Soojin from Ross School of Business answers the question: is an American MBA still worth it?
It’s time for another Applicant Question of the Week at BusinessBecause!
Every week, we give you the opportunity to ask one of our chosen admissions experts anything you want to know about getting into business school. One question each week is chosen for our expert to answer.
This week, our question comes from an anonymous BusinessBecause reader who has some worries about applying to US business schools.
Their question is answered by Soojin Kwon, managing director of full-time MBA programs and admissions at the University of Michigan Ross School of Business.
Applicant Question of the Week:
I’m an applicant from France looking to do an MBA in either Europe or the US. I was wondering if an MBA from the US is still worth it, considering the quality of schools in Europe now?
Getting an MBA in the US is definitely worth it for three main reasons:
1. Changing career
If you are interested in making a career change—either at the function or industry level—a two-year, US-based MBA program will provide you with broader career options.
Students in US-based MBA programs typically do an internship the summer between their first and second year, allowing them to work in and experience a target company, function, or industry before committing to a full-time job.
In addition, at many US business schools, MBAs spend some of their first or second year taking part in a full-time consulting project—so they’re getting hands-on experience in a real organization, not just discussing cases, for sometimes over a month. Many international students select their project to get experience working for a US-based company like Amazon, Microsoft and Uber.

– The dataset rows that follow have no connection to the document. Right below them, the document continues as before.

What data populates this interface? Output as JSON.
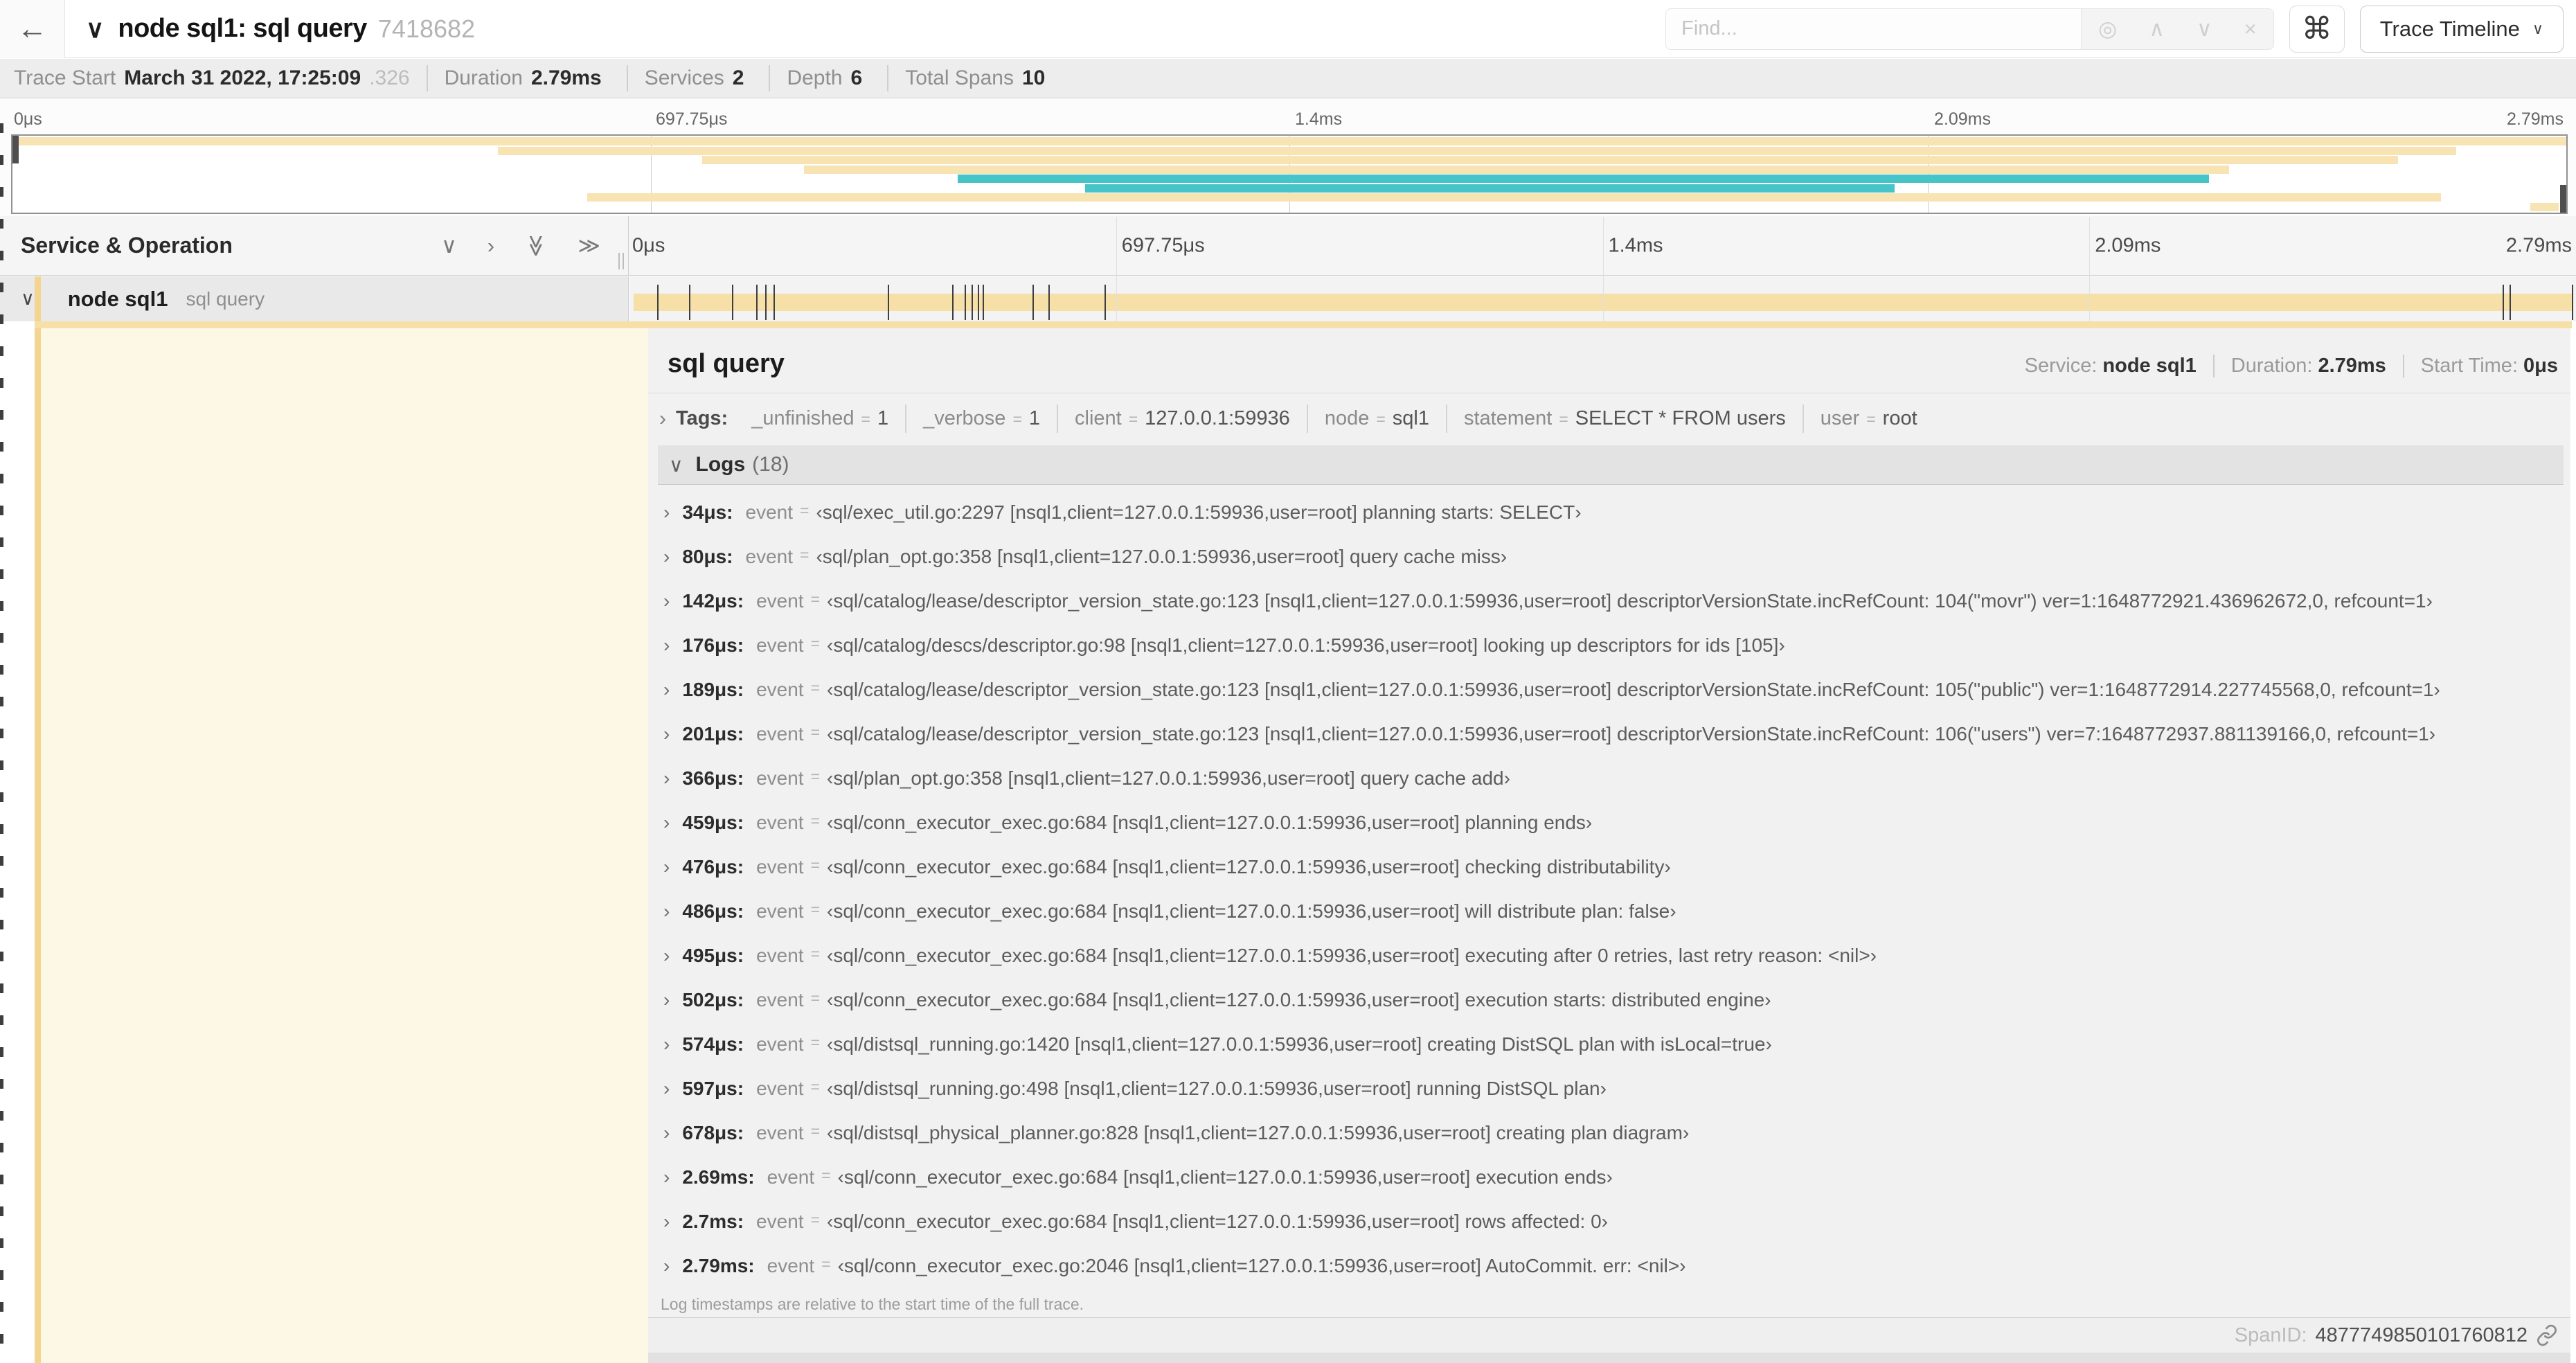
{
  "icons": {
    "back": "←",
    "chevron_down": "∨",
    "chevron_right": "›",
    "double_chevron": "≫",
    "locator": "◎",
    "up": "∧",
    "down": "∨",
    "close": "×",
    "command": "⌘"
  },
  "colors": {
    "tan": "#f8e3b3",
    "teal": "#45c5c8",
    "span_bar": "#f7dfa8",
    "stripe": "#f4d58f",
    "cream": "#fdf7e6"
  },
  "header": {
    "title": "node sql1: sql query",
    "trace_id": "7418682",
    "find_placeholder": "Find...",
    "view_selector": "Trace Timeline"
  },
  "summary": {
    "items": [
      {
        "label": "Trace Start",
        "value": "March 31 2022, 17:25:09",
        "suffix": ".326"
      },
      {
        "label": "Duration",
        "value": "2.79ms"
      },
      {
        "label": "Services",
        "value": "2"
      },
      {
        "label": "Depth",
        "value": "6"
      },
      {
        "label": "Total Spans",
        "value": "10"
      }
    ]
  },
  "trace": {
    "duration_us": 2790
  },
  "timeline": {
    "ticks": [
      {
        "label": "0μs",
        "f": 0
      },
      {
        "label": "697.75μs",
        "f": 0.25
      },
      {
        "label": "1.4ms",
        "f": 0.5
      },
      {
        "label": "2.09ms",
        "f": 0.75
      },
      {
        "label": "2.79ms",
        "f": 1
      }
    ]
  },
  "minimap": {
    "bars": [
      {
        "lane": 0,
        "start": 0.0,
        "end": 1.0,
        "color": "tan"
      },
      {
        "lane": 1,
        "start": 0.19,
        "end": 0.957,
        "color": "tan"
      },
      {
        "lane": 2,
        "start": 0.27,
        "end": 0.934,
        "color": "tan"
      },
      {
        "lane": 3,
        "start": 0.31,
        "end": 0.868,
        "color": "tan"
      },
      {
        "lane": 4,
        "start": 0.37,
        "end": 0.86,
        "color": "teal"
      },
      {
        "lane": 5,
        "start": 0.42,
        "end": 0.737,
        "color": "teal"
      },
      {
        "lane": 6,
        "start": 0.225,
        "end": 0.951,
        "color": "tan"
      },
      {
        "lane": 7,
        "start": 0.986,
        "end": 0.997,
        "color": "tan"
      }
    ]
  },
  "columns": {
    "left_header": "Service & Operation"
  },
  "span_row": {
    "service": "node sql1",
    "operation": "sql query"
  },
  "detail": {
    "operation": "sql query",
    "meta": [
      {
        "label": "Service:",
        "value": "node sql1"
      },
      {
        "label": "Duration:",
        "value": "2.79ms"
      },
      {
        "label": "Start Time:",
        "value": "0μs"
      }
    ],
    "tags_label": "Tags:",
    "tag_eq": "=",
    "tags": [
      {
        "key": "_unfinished",
        "value": "1"
      },
      {
        "key": "_verbose",
        "value": "1"
      },
      {
        "key": "client",
        "value": "127.0.0.1:59936"
      },
      {
        "key": "node",
        "value": "sql1"
      },
      {
        "key": "statement",
        "value": "SELECT * FROM users"
      },
      {
        "key": "user",
        "value": "root"
      }
    ],
    "logs_label": "Logs",
    "logs_count": "(18)",
    "log_event_key": "event",
    "log_eq": "=",
    "logs": [
      {
        "t": 34,
        "time": "34μs:",
        "event": "‹sql/exec_util.go:2297 [nsql1,client=127.0.0.1:59936,user=root] planning starts: SELECT›"
      },
      {
        "t": 80,
        "time": "80μs:",
        "event": "‹sql/plan_opt.go:358 [nsql1,client=127.0.0.1:59936,user=root] query cache miss›"
      },
      {
        "t": 142,
        "time": "142μs:",
        "event": "‹sql/catalog/lease/descriptor_version_state.go:123 [nsql1,client=127.0.0.1:59936,user=root] descriptorVersionState.incRefCount: 104(\"movr\") ver=1:1648772921.436962672,0, refcount=1›"
      },
      {
        "t": 176,
        "time": "176μs:",
        "event": "‹sql/catalog/descs/descriptor.go:98 [nsql1,client=127.0.0.1:59936,user=root] looking up descriptors for ids [105]›"
      },
      {
        "t": 189,
        "time": "189μs:",
        "event": "‹sql/catalog/lease/descriptor_version_state.go:123 [nsql1,client=127.0.0.1:59936,user=root] descriptorVersionState.incRefCount: 105(\"public\") ver=1:1648772914.227745568,0, refcount=1›"
      },
      {
        "t": 201,
        "time": "201μs:",
        "event": "‹sql/catalog/lease/descriptor_version_state.go:123 [nsql1,client=127.0.0.1:59936,user=root] descriptorVersionState.incRefCount: 106(\"users\") ver=7:1648772937.881139166,0, refcount=1›"
      },
      {
        "t": 366,
        "time": "366μs:",
        "event": "‹sql/plan_opt.go:358 [nsql1,client=127.0.0.1:59936,user=root] query cache add›"
      },
      {
        "t": 459,
        "time": "459μs:",
        "event": "‹sql/conn_executor_exec.go:684 [nsql1,client=127.0.0.1:59936,user=root] planning ends›"
      },
      {
        "t": 476,
        "time": "476μs:",
        "event": "‹sql/conn_executor_exec.go:684 [nsql1,client=127.0.0.1:59936,user=root] checking distributability›"
      },
      {
        "t": 486,
        "time": "486μs:",
        "event": "‹sql/conn_executor_exec.go:684 [nsql1,client=127.0.0.1:59936,user=root] will distribute plan: false›"
      },
      {
        "t": 495,
        "time": "495μs:",
        "event": "‹sql/conn_executor_exec.go:684 [nsql1,client=127.0.0.1:59936,user=root] executing after 0 retries, last retry reason: <nil>›"
      },
      {
        "t": 502,
        "time": "502μs:",
        "event": "‹sql/conn_executor_exec.go:684 [nsql1,client=127.0.0.1:59936,user=root] execution starts: distributed engine›"
      },
      {
        "t": 574,
        "time": "574μs:",
        "event": "‹sql/distsql_running.go:1420 [nsql1,client=127.0.0.1:59936,user=root] creating DistSQL plan with isLocal=true›"
      },
      {
        "t": 597,
        "time": "597μs:",
        "event": "‹sql/distsql_running.go:498 [nsql1,client=127.0.0.1:59936,user=root] running DistSQL plan›"
      },
      {
        "t": 678,
        "time": "678μs:",
        "event": "‹sql/distsql_physical_planner.go:828 [nsql1,client=127.0.0.1:59936,user=root] creating plan diagram›"
      },
      {
        "t": 2690,
        "time": "2.69ms:",
        "event": "‹sql/conn_executor_exec.go:684 [nsql1,client=127.0.0.1:59936,user=root] execution ends›"
      },
      {
        "t": 2700,
        "time": "2.7ms:",
        "event": "‹sql/conn_executor_exec.go:684 [nsql1,client=127.0.0.1:59936,user=root] rows affected: 0›"
      },
      {
        "t": 2790,
        "time": "2.79ms:",
        "event": "‹sql/conn_executor_exec.go:2046 [nsql1,client=127.0.0.1:59936,user=root] AutoCommit. err: <nil>›"
      }
    ],
    "logs_footnote": "Log timestamps are relative to the start time of the full trace.",
    "span_id_label": "SpanID:",
    "span_id": "4877749850101760812"
  }
}
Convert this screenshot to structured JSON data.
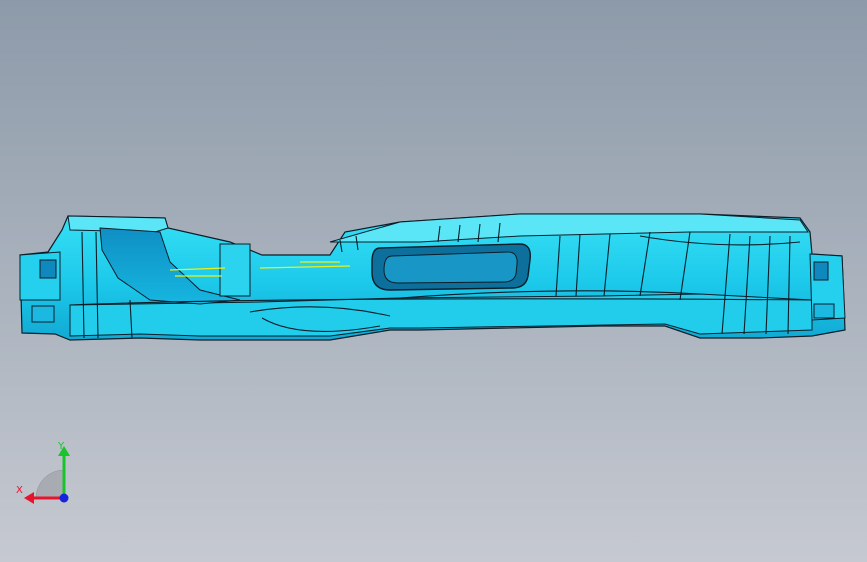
{
  "viewport": {
    "background_top": "#8d9aa9",
    "background_bottom": "#c6c9d1"
  },
  "model": {
    "fill_color": "#1fd3ef",
    "shade_color": "#11a9d3",
    "edge_color": "#0b1e2a",
    "highlight_color": "#e6f21c"
  },
  "triad": {
    "x_label": "X",
    "y_label": "Y",
    "x_color": "#e8132d",
    "y_color": "#17c52a",
    "z_color": "#1624d9"
  }
}
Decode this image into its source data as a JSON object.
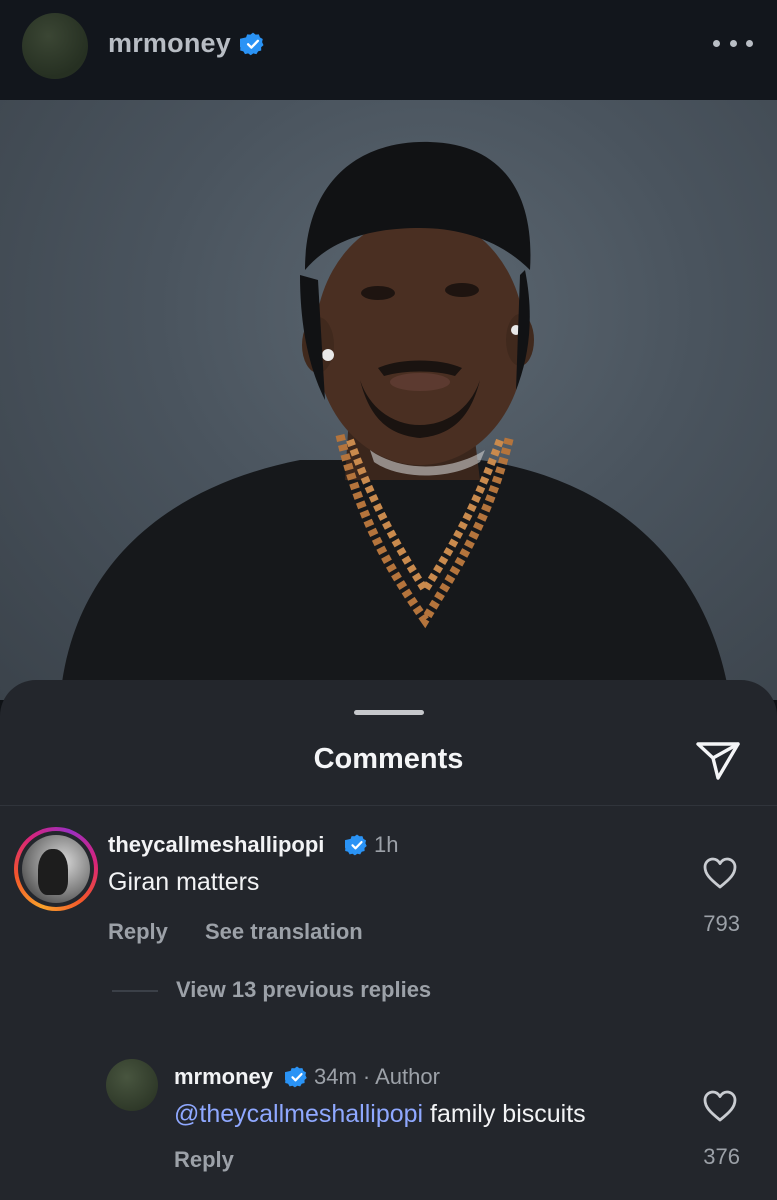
{
  "header": {
    "username": "mrmoney",
    "verified_icon": "verified-badge-icon",
    "more_icon": "more-horizontal-icon"
  },
  "post": {
    "image_icon": "post-photo"
  },
  "comments": {
    "title": "Comments",
    "share_icon": "send-icon",
    "top_comment": {
      "username": "theycallmeshallipopi",
      "time": "1h",
      "text": "Giran matters",
      "reply_label": "Reply",
      "translate_label": "See translation",
      "likes": "793"
    },
    "view_replies_label": "View 13 previous replies",
    "reply": {
      "username": "mrmoney",
      "meta": "34m · Author",
      "mention": "@theycallmeshallipopi",
      "text": " family biscuits",
      "reply_label": "Reply",
      "likes": "376"
    }
  },
  "colors": {
    "sheet_bg": "#23262c",
    "header_bg": "#12161c",
    "verified_blue": "#2a93f5",
    "mention_blue": "#8fa8ff",
    "muted_text": "#9ca1a8"
  }
}
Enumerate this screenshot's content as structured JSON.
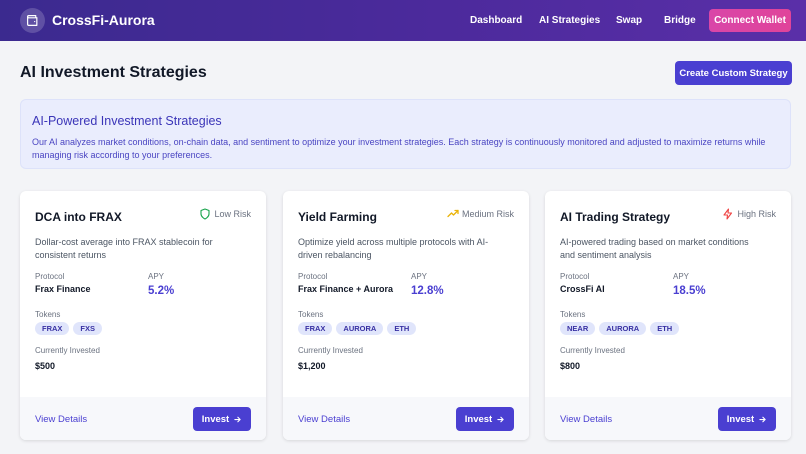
{
  "nav": {
    "brand": "CrossFi-Aurora",
    "links": [
      "Dashboard",
      "AI Strategies",
      "Swap",
      "Bridge"
    ],
    "connect_label": "Connect Wallet"
  },
  "header": {
    "title": "AI Investment Strategies",
    "create_label": "Create Custom Strategy"
  },
  "info": {
    "title": "AI-Powered Investment Strategies",
    "text": "Our AI analyzes market conditions, on-chain data, and sentiment to optimize your investment strategies. Each strategy is continuously monitored and adjusted to maximize returns while managing risk according to your preferences."
  },
  "labels": {
    "protocol": "Protocol",
    "apy": "APY",
    "tokens": "Tokens",
    "invested": "Currently Invested",
    "details": "View Details",
    "invest": "Invest"
  },
  "cards": [
    {
      "title": "DCA into FRAX",
      "risk": "Low Risk",
      "risk_icon": "shield-icon",
      "risk_color": "#16a34a",
      "desc": "Dollar-cost average into FRAX stablecoin for consistent returns",
      "protocol": "Frax Finance",
      "apy": "5.2%",
      "tokens": [
        "FRAX",
        "FXS"
      ],
      "invested": "$500"
    },
    {
      "title": "Yield Farming",
      "risk": "Medium Risk",
      "risk_icon": "trending-up-icon",
      "risk_color": "#eab308",
      "desc": "Optimize yield across multiple protocols with AI-driven rebalancing",
      "protocol": "Frax Finance + Aurora",
      "apy": "12.8%",
      "tokens": [
        "FRAX",
        "AURORA",
        "ETH"
      ],
      "invested": "$1,200"
    },
    {
      "title": "AI Trading Strategy",
      "risk": "High Risk",
      "risk_icon": "lightning-icon",
      "risk_color": "#ef4444",
      "desc": "AI-powered trading based on market conditions and sentiment analysis",
      "protocol": "CrossFi AI",
      "apy": "18.5%",
      "tokens": [
        "NEAR",
        "AURORA",
        "ETH"
      ],
      "invested": "$800"
    }
  ]
}
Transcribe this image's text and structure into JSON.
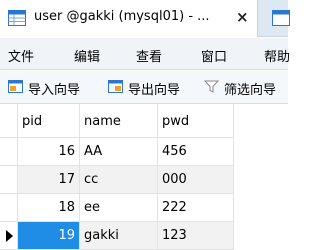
{
  "tab": {
    "title": "user @gakki (mysql01) - ...",
    "close": "×"
  },
  "menu": {
    "items": [
      "文件",
      "编辑",
      "查看",
      "窗口",
      "帮助"
    ]
  },
  "toolbar": {
    "import_label": "导入向导",
    "export_label": "导出向导",
    "filter_label": "筛选向导"
  },
  "table": {
    "columns": [
      "pid",
      "name",
      "pwd"
    ],
    "rows": [
      {
        "pid": "16",
        "name": "AA",
        "pwd": "456"
      },
      {
        "pid": "17",
        "name": "cc",
        "pwd": "000"
      },
      {
        "pid": "18",
        "name": "ee",
        "pwd": "222"
      },
      {
        "pid": "19",
        "name": "gakki",
        "pwd": "123"
      }
    ],
    "selected_row_index": 3
  },
  "colors": {
    "selection": "#1f8ce6",
    "tab_bar": "#dde8f3",
    "alt_row": "#f2f2f2"
  }
}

2. Deepening focus
A two-year MBA program will enable you to go deeper into your area of academic and professional interest. It will also give you a broader array of electives from which to choose.
Some MBA programs enable you to take classes at other graduate schools within the broader university. You could take classes in engineering, law, public health, and many others. At some schools, you can even earn another masters degree while earning your MBA.
3. Developing soft skills
Finally, the breadth and intensity of co-curricular and club activities that you will engage in over the two years will help develop your leadership skills and enable you to forge deeper relationships with classmates than a one-year program can.
Deeper relationships mean longer lasting bonds. And the alumni network component cannot be underestimated. It can be one of the most important professional resources throughout your career.
The broader career options, deeper learning, opportunities for leadership development, and stronger relationships make the time and investment in a two year, US-based full-time MBA entirely worth it.
Ask an Admissions Expert a Question!
Next week, you’ll have the opportunity to ask John White, executive director of enrollment for business master’s programs at Wake Forest University School of Business.
John has been at Wake Forest since 2013, and now handles admissions to the Master’s programs in Accounting, Business Analytics, and Management—so he knows exactly what the school is looking for in their applicants.
Are you looking for help with your Master’s application, or curious about Wake Forest’s business master’s programs? Send your questions to us!